With framed footballs and a Bears helmet lining the walls of his office behind him, Bears president and CEO Ted Phillips looked into the camera and said, “Holding people accountable is much more than just starting over.”
As Shaw Local News Network’s Hub Arkush reported Tuesday night, the Bears are keeping general manager Ryan Pace and head coach Matt Nagy. The team made it official Wednesday in an hour and a half news conference over Zoom that featured Phillips, chairman George McCaskey, Pace and Nagy.
To the segment of Bears fans who wanted a fresh start, a new regime, this was the worst-case scenario.

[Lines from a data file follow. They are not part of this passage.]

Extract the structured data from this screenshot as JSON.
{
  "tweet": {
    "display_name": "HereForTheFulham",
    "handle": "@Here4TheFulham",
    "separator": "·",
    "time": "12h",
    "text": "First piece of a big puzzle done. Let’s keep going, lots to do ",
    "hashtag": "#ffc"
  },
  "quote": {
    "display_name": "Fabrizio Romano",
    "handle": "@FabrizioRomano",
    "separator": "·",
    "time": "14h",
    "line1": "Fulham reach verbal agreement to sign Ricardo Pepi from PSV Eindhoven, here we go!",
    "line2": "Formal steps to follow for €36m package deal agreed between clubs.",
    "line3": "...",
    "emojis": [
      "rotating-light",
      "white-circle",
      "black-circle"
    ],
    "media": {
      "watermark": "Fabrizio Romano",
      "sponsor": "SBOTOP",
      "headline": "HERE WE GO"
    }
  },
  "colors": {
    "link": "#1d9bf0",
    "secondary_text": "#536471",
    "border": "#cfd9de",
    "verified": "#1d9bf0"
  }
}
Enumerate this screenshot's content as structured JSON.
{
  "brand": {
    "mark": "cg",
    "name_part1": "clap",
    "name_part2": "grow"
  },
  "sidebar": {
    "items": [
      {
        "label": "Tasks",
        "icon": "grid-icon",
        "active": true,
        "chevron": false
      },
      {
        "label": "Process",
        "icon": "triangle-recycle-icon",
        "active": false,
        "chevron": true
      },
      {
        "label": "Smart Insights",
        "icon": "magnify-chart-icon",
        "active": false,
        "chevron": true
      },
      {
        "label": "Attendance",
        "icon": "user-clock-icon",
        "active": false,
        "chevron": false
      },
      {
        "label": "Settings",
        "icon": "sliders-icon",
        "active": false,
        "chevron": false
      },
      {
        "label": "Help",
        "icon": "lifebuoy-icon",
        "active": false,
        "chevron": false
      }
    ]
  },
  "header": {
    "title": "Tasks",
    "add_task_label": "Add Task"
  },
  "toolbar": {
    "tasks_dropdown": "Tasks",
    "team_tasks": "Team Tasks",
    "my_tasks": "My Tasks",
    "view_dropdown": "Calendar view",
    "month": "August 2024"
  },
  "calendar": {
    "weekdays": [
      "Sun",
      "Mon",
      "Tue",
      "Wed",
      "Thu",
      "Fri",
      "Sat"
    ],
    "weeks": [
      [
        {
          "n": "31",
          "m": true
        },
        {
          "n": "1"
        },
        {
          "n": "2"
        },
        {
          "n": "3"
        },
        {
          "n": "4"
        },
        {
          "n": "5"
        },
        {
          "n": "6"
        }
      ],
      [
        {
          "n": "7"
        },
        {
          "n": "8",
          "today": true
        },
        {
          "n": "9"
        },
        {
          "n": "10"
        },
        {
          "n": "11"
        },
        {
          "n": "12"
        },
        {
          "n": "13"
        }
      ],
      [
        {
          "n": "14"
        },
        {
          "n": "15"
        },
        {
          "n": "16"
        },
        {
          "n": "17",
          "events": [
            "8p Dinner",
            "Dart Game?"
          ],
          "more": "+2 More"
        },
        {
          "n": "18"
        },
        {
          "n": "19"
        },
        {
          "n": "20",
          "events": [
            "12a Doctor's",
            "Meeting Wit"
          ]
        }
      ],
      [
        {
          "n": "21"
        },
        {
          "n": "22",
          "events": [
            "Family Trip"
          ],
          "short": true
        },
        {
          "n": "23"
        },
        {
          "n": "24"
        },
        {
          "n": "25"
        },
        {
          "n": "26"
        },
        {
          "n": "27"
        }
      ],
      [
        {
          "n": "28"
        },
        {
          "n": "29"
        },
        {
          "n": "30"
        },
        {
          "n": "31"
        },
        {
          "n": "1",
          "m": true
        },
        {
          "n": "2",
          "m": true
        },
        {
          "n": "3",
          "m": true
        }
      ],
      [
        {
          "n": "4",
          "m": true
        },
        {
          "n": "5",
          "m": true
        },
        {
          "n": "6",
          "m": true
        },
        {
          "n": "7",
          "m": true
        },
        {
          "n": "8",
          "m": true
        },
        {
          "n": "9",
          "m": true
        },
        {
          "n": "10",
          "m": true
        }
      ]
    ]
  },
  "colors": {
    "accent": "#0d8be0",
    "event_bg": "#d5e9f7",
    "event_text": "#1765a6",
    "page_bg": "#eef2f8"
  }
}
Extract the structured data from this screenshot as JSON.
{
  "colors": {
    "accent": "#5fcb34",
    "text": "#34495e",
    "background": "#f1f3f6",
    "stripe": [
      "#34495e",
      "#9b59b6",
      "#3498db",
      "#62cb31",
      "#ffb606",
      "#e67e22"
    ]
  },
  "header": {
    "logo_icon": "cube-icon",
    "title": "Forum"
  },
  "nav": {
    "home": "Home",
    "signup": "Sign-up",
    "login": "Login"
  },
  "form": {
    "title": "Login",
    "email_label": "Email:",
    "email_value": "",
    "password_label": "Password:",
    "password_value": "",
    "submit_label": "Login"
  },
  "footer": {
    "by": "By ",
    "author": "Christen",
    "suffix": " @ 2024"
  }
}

Instead, it will be more of the same in 2021. Any fans who thought Phillips’ job might be in jeopardy were in for a rude awakening.
[Read more: A timeline of Ryan Pace’s tenure as Chicago Bears general manager so far]
McCaskey said the leadership Phillips displayed during the pandemic was “extraordinary.” McCaskey doubled down on his and his family’s “faith in [Phillips] as the Bears’ president and CEO” and noted that he and Phillips play no part in the football decisions that Pace makes. Phillips has been president and CEO of the Bears since 1999 and has worked for the Bears since September 1983.
Phillips was a “steady hand” for McCaskey as he went through the postseason evaluation process.
“We had vigorous discussions over the course of several weeks,” McCaskey said. “Those conversations, as well as regular meetings with Ryan and Matt, including this week, have been candid and constructive and have culminated in the decisions we’re sharing with you today.”
To that end, they together decided to give Pace a seventh year as general manager and to give Nagy a fourth year as head coach. Despite a six-game losing streak that nearly crippled the 2020 season, Pace and Nagy have another year to pull the Bears out of 8-8 mediocrity.
[Read more: A timeline of Matt Nagy’s tenure as Chicago Bears head coach so far]
McCaskey, the grandson of legendary Bears founder George Halas, said he has been reading the hate mail in his email inbox. He hears Bears fans, even if he couldn’t hear them at Soldier Field this season because of the pandemic.
He knows, too, that this decision will not be popular.
“I get it,” McCaskey said. “You deserve your Bears being winners. The decisions we’re announcing today might not be the easiest or most popular, but we believe they’re the best decisions for the Bears.”
McCaskey and Phillips again and again Wednesday mentioned the culture the Bears have created at Halas Hall. Phillips said in his mind he breaks Pace’s tenure into two parts: the rebuilding stretch from 2015 to 2017 (during which the Bears went 14-34) and the 2018 to 2020 stretch (when they were 28-20 with two playoff appearances). In Phillips’ mind, it seems, that signifies a change in culture.
“When you sit back, and you look at what makes a successful organization besides wins and losses, it’s the people that you have,” Phillips said. “It’s whether or not they can put their egos down. It’s whether or not they can look at situations, self-reflect, admit to their mistakes and try to find learnings from not just their mistakes, but the successes that they’ve had and build off of those.”
Neither Nagy nor Pace has been given a contract extension. In a curious back and forth with members of the media, Phillips and Pace declined to say when exactly those contracts expire. According to the Bears’ website, Pace’s deal is through 2021.
If that remains the case, which all indications are that it is, the 2021 season would appear to be a prove-it year. McCaskey and Phillips didn’t exactly word it that way, but they want to see better results.
“We need to see improvement,” Phillips said. “As we’ve read many times over the last few weeks, there’s a desire to fire everyone. When you don’t win enough games, fire everyone. That is not a recipe for success in our opinion.”
McCaskey added that he views 2020, despite a playoff appearance, as a losing season.
Pace said the 8-8 regular season record in 2020 wasn’t good enough. The Bears are facing major questions at quarterback, receiver and offensive line and have to figure out what to do with a defense that didn’t meet expectations. They have limited salary cap space with which to answer those questions.
“Ownership has given us an opportunity,” Pace said. “They’ve given us all the resources we can ask for. And now, that’s on Matt and I to prove them right.”